- [TASK PROMPT]: Your response should be every line from the entries that includes the string "desc".

(AVAILABLE DATA)

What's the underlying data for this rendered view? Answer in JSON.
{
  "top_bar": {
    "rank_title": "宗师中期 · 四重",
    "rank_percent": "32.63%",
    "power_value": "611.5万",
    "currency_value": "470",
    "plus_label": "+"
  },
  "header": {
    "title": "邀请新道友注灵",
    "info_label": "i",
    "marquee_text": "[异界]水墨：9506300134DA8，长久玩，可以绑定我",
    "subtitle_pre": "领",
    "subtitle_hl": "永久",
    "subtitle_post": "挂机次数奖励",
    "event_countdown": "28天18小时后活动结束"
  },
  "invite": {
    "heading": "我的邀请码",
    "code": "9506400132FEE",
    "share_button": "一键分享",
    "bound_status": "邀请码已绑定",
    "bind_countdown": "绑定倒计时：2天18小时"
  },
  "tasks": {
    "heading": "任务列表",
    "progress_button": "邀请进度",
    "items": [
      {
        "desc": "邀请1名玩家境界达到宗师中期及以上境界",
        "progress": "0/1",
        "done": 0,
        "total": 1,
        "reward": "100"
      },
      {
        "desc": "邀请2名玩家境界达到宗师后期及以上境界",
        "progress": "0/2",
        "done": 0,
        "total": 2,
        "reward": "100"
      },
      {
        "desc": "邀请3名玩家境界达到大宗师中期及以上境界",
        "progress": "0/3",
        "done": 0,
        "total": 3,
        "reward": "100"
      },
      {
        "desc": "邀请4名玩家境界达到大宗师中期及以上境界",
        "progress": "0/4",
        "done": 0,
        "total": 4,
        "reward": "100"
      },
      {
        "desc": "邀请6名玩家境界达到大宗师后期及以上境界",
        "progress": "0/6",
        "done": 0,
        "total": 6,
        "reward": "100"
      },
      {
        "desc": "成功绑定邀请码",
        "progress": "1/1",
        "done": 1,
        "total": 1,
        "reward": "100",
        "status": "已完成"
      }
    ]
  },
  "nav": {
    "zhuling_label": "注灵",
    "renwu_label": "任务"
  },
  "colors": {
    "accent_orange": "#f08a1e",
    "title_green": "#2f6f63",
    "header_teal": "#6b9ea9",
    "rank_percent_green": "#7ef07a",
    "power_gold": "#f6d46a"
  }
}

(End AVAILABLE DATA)

- [ANSWER TO THIS PROBLEM]:
        "desc": "邀请1名玩家境界达到宗师中期及以上境界",
        "desc": "邀请2名玩家境界达到宗师后期及以上境界",
        "desc": "邀请3名玩家境界达到大宗师中期及以上境界",
        "desc": "邀请4名玩家境界达到大宗师中期及以上境界",
        "desc": "邀请6名玩家境界达到大宗师后期及以上境界",
        "desc": "成功绑定邀请码",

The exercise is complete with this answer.